■ TASK PROMPT
Throughout the records below, find each line holding "timestamp" and copy it.

■ SOURCE MATERIAL
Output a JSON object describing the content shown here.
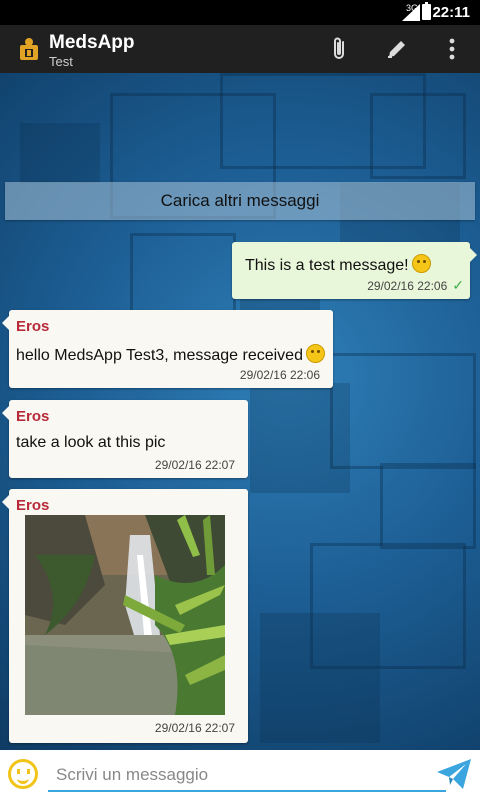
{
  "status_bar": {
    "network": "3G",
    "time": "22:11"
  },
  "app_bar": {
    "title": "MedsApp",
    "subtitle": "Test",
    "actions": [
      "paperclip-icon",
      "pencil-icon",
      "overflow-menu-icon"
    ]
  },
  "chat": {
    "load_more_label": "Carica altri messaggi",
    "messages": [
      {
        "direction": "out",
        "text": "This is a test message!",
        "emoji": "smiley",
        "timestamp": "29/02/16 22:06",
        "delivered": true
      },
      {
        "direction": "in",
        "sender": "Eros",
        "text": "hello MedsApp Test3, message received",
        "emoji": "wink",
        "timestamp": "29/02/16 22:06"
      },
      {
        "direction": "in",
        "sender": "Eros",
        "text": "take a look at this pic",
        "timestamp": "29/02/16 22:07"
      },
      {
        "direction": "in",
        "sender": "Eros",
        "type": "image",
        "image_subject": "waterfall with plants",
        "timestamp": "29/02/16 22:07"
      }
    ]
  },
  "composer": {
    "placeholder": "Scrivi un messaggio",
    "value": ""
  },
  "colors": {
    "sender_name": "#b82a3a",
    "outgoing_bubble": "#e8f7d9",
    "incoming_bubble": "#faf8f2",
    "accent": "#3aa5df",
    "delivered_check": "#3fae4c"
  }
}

■ FINISHED EXERCISE
        "timestamp": "29/02/16 22:06",
        "timestamp": "29/02/16 22:06"
        "timestamp": "29/02/16 22:07"
        "timestamp": "29/02/16 22:07"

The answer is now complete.